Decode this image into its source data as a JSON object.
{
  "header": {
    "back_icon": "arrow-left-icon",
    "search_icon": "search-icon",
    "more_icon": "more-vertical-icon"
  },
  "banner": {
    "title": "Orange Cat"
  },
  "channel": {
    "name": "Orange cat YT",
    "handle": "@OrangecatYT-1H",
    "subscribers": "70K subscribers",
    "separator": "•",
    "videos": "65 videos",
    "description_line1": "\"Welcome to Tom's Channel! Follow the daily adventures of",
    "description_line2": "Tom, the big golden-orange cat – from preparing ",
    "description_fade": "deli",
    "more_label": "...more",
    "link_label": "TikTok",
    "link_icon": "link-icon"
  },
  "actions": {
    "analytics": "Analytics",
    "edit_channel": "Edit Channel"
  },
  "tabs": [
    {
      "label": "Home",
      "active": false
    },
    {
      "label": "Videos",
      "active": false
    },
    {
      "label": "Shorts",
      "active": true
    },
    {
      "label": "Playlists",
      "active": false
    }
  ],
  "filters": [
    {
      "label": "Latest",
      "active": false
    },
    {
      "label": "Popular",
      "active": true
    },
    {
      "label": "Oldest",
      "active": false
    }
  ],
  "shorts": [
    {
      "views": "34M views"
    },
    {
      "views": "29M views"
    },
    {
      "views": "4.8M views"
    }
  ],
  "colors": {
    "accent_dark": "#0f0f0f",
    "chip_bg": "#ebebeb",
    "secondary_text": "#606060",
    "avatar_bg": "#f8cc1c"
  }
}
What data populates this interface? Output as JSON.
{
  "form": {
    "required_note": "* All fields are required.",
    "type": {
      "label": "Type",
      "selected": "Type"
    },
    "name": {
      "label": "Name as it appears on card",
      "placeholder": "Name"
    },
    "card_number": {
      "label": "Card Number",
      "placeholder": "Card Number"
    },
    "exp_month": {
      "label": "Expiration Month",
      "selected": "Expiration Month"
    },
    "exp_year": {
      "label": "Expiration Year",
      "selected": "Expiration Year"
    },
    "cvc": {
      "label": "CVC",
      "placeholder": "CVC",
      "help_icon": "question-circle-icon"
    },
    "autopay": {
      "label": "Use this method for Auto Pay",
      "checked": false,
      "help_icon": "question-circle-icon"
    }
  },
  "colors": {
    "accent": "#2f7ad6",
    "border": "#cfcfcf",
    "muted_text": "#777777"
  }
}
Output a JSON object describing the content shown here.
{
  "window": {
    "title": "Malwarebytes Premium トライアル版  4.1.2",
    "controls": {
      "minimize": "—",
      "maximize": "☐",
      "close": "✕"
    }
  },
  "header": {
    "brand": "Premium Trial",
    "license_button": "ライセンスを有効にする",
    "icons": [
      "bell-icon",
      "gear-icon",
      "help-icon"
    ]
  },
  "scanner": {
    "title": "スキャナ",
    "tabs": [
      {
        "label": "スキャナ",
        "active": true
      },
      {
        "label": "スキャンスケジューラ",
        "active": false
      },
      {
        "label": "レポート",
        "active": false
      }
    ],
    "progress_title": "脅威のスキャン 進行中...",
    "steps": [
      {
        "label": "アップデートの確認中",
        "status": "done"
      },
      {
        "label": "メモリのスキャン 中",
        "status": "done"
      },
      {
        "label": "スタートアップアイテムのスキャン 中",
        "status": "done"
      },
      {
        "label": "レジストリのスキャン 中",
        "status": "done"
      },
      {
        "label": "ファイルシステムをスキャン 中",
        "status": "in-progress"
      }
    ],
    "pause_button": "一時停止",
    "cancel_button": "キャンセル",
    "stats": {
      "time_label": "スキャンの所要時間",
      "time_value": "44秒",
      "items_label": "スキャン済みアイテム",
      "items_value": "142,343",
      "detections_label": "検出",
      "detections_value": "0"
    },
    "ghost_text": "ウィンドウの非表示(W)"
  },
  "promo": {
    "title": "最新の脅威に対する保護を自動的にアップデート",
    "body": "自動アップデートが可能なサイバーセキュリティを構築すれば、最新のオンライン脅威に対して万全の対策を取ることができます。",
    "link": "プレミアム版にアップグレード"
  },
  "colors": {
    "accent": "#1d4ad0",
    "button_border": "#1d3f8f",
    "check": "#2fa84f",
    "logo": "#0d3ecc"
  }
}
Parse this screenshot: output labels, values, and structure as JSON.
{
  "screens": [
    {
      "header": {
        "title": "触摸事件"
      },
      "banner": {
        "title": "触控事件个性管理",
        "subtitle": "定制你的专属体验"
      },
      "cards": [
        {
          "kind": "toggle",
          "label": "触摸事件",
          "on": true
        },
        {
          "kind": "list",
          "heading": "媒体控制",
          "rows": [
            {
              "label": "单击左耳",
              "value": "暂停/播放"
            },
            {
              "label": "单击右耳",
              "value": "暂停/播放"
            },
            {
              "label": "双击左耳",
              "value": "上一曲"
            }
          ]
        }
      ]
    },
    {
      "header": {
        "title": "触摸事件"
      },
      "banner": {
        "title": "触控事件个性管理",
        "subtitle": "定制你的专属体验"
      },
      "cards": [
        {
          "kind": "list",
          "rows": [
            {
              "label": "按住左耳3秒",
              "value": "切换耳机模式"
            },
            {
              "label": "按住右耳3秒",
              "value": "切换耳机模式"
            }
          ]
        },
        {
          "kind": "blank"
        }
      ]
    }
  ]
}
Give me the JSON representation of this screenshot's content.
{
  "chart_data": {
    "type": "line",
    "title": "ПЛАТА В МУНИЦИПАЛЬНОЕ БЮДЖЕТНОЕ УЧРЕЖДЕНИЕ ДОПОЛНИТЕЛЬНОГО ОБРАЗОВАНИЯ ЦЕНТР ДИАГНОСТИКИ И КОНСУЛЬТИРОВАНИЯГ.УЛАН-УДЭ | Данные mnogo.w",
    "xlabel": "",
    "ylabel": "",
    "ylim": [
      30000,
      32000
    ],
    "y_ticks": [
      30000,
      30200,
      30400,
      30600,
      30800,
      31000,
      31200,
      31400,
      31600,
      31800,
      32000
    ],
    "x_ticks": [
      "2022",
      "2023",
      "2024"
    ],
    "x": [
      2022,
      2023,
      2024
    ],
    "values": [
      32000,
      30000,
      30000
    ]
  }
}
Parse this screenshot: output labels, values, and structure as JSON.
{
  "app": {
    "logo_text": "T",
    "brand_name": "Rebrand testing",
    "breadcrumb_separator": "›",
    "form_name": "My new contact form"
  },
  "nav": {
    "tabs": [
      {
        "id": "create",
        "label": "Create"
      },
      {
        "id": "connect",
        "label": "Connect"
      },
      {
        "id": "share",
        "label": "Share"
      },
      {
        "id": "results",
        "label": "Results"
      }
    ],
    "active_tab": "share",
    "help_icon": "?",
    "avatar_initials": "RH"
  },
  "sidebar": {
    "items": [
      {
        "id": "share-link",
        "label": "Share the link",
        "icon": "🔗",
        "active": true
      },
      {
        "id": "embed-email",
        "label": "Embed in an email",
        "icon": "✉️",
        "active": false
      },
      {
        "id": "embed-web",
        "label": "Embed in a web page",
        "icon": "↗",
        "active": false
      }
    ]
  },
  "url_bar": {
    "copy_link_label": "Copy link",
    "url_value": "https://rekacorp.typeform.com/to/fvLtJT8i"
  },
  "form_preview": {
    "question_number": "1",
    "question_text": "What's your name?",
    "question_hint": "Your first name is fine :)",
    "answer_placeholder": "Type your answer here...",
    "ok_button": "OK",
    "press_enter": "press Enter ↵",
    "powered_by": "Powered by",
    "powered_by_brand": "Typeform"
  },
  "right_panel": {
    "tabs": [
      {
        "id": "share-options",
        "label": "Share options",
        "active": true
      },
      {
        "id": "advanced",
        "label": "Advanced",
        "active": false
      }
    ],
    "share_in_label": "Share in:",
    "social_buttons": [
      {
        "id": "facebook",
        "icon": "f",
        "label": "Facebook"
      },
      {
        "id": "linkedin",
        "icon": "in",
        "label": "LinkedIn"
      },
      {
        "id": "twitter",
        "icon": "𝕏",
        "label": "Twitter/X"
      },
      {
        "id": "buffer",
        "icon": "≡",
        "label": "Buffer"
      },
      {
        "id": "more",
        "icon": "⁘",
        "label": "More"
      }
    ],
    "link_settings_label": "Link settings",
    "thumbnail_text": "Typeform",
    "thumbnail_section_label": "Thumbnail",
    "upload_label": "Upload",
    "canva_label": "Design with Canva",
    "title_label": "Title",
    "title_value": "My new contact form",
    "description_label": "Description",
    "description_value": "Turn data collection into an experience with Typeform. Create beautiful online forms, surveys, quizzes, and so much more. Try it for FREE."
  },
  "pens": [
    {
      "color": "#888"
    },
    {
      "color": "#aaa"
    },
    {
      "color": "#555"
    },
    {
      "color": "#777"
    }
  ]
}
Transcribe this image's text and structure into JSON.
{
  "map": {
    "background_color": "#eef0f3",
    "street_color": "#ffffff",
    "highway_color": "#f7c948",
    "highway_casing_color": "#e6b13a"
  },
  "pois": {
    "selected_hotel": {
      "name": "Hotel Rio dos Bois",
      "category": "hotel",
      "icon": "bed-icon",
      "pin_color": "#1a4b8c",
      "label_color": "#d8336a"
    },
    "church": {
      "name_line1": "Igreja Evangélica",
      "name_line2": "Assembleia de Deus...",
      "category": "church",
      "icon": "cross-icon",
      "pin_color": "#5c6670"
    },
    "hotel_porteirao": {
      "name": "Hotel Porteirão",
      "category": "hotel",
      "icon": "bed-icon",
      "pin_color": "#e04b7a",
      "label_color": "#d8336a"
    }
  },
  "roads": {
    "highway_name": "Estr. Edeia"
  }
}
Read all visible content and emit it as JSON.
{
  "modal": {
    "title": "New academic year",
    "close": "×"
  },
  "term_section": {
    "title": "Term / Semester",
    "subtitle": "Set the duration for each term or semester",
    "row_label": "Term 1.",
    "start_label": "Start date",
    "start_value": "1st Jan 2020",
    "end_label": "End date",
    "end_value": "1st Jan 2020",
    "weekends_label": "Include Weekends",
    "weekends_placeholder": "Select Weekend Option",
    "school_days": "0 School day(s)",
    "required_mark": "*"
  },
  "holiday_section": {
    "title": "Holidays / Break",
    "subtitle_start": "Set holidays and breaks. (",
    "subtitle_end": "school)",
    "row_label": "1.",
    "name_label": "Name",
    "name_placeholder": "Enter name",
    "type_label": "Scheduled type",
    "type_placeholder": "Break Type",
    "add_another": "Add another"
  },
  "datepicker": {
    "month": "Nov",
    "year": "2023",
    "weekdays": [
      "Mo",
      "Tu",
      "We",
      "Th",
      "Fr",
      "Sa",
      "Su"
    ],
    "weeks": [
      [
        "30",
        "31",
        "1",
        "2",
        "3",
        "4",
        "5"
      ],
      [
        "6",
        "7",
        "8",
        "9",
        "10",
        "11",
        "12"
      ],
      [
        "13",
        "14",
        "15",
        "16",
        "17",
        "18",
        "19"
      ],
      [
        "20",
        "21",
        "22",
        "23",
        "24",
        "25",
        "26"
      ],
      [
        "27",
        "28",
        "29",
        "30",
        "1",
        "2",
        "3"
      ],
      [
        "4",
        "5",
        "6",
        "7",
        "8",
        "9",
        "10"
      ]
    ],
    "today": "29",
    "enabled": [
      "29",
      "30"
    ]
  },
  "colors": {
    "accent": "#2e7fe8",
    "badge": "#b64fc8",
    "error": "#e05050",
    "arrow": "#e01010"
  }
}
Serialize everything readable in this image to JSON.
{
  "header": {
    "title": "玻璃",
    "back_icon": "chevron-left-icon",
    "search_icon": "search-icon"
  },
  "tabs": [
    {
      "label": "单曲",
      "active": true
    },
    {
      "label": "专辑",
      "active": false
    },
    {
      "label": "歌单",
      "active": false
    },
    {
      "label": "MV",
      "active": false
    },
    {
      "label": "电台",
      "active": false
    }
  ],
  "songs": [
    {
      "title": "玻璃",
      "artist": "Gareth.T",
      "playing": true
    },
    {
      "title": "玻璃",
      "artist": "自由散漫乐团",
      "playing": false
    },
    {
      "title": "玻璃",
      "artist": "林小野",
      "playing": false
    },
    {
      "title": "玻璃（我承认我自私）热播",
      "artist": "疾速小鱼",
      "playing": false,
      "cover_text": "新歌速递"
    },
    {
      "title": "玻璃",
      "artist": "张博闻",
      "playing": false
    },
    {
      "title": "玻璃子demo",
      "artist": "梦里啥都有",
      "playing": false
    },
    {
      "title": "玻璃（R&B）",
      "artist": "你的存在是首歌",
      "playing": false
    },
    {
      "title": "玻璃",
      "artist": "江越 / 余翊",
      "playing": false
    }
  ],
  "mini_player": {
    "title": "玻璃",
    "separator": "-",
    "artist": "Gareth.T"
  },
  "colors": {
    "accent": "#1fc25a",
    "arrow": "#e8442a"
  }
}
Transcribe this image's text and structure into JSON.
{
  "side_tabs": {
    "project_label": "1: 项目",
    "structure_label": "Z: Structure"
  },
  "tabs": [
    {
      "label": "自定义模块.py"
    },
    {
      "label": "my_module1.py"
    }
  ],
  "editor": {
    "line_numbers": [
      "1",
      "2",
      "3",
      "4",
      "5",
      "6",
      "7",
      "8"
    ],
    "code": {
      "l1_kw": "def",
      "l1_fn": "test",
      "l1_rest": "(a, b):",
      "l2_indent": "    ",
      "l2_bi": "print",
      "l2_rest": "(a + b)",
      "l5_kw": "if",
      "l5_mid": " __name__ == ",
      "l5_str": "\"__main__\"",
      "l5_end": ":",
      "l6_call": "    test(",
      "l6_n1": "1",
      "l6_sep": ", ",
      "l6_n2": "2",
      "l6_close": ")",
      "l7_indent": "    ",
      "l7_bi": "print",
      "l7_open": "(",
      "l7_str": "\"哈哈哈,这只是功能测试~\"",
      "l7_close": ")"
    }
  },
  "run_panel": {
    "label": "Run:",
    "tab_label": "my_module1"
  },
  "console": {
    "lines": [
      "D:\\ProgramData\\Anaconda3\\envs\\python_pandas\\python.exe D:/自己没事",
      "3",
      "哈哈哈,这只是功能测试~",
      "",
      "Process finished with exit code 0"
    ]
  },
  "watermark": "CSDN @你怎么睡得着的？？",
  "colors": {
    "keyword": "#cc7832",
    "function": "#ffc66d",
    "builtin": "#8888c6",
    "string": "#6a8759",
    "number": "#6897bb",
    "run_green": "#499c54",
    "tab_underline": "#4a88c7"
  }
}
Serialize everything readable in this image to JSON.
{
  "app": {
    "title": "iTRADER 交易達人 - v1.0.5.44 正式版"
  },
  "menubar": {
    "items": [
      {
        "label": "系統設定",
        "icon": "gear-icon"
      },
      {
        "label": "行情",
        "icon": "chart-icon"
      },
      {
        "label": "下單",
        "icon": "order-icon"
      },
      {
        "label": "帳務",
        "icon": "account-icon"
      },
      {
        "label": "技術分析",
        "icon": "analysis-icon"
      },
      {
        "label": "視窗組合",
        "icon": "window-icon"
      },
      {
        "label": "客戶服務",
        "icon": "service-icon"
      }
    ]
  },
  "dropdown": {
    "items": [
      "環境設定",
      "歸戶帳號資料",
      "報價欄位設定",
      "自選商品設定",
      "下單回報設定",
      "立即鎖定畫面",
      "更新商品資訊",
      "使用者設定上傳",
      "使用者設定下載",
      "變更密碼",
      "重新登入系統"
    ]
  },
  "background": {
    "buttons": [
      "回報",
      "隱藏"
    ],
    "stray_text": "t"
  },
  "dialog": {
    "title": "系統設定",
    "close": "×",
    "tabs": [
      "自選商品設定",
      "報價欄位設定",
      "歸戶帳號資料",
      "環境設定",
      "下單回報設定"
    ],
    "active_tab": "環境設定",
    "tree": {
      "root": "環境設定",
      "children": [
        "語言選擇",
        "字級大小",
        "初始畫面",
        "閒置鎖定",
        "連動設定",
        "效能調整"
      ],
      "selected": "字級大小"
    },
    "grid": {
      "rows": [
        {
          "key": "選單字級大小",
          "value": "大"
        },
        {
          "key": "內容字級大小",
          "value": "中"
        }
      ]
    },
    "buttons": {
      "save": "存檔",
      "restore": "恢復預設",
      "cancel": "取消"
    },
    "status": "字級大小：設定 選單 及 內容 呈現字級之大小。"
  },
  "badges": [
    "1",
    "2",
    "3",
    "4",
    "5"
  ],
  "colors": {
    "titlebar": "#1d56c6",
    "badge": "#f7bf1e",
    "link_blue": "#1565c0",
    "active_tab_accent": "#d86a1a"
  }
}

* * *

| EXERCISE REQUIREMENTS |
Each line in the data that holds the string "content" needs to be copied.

| YOUR SOLUTION |
Output a JSON object describing the content shown here.
Give me the JSON representation of this screenshot's content.
Read all visible content and emit it as JSON.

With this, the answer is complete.